● **Task item**
Check every line of the data below for "JSON". Copy each one that has it.

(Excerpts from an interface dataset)
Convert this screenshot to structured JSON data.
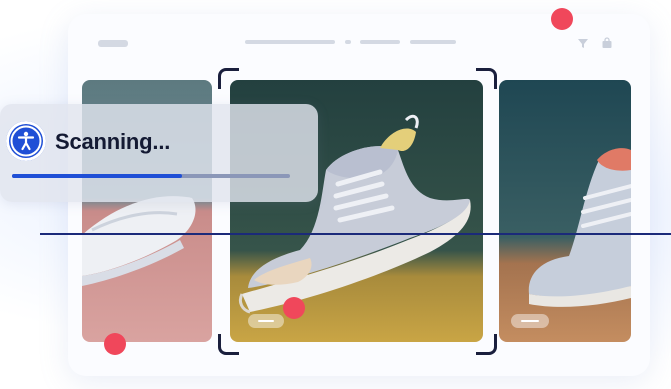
{
  "status": {
    "label": "Scanning...",
    "progress_fraction": 0.61
  },
  "icons": {
    "accessibility": "accessibility-icon",
    "filter": "filter-icon",
    "bag": "shopping-bag-icon"
  },
  "colors": {
    "accent": "#1f4fd6",
    "marker": "#f0475b",
    "scan_line": "#1b2a7a"
  }
}
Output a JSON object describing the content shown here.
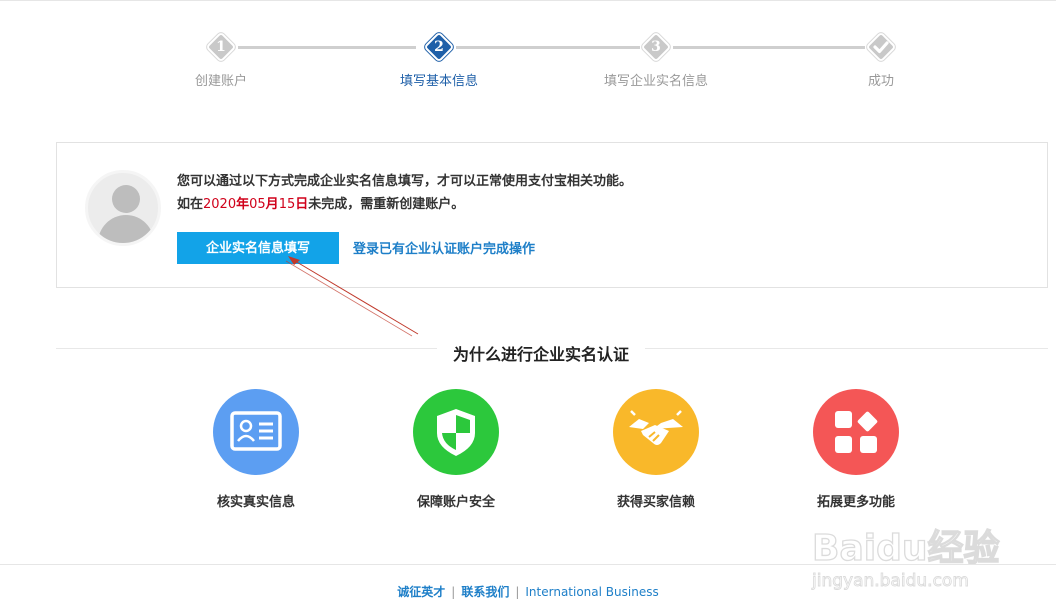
{
  "steps": [
    {
      "num": "1",
      "label": "创建账户"
    },
    {
      "num": "2",
      "label": "填写基本信息"
    },
    {
      "num": "3",
      "label": "填写企业实名信息"
    },
    {
      "num": "",
      "label": "成功"
    }
  ],
  "notice": {
    "line1": "您可以通过以下方式完成企业实名信息填写，才可以正常使用支付宝相关功能。",
    "line2_prefix": "如在",
    "date_year": "2020",
    "date_year_suffix": "年",
    "date_month": "05",
    "date_month_suffix": "月",
    "date_day": "15",
    "date_day_suffix": "日",
    "line2_suffix": "未完成，需重新创建账户。",
    "primary_button": "企业实名信息填写",
    "alt_link": "登录已有企业认证账户完成操作"
  },
  "why": {
    "title": "为什么进行企业实名认证",
    "features": [
      {
        "label": "核实真实信息",
        "icon": "id-card-icon",
        "color": "#5c9ef2"
      },
      {
        "label": "保障账户安全",
        "icon": "shield-icon",
        "color": "#2cc83c"
      },
      {
        "label": "获得买家信赖",
        "icon": "handshake-icon",
        "color": "#f9b82a"
      },
      {
        "label": "拓展更多功能",
        "icon": "apps-icon",
        "color": "#f45656"
      }
    ]
  },
  "footer": {
    "link1": "诚征英才",
    "link2": "联系我们",
    "link3": "International Business"
  },
  "watermark": {
    "brand": "Baidu经验",
    "url": "jingyan.baidu.com"
  }
}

● **Answer to the problem**
Convert this screenshot to structured JSON data.
Output a JSON object describing the content shown here.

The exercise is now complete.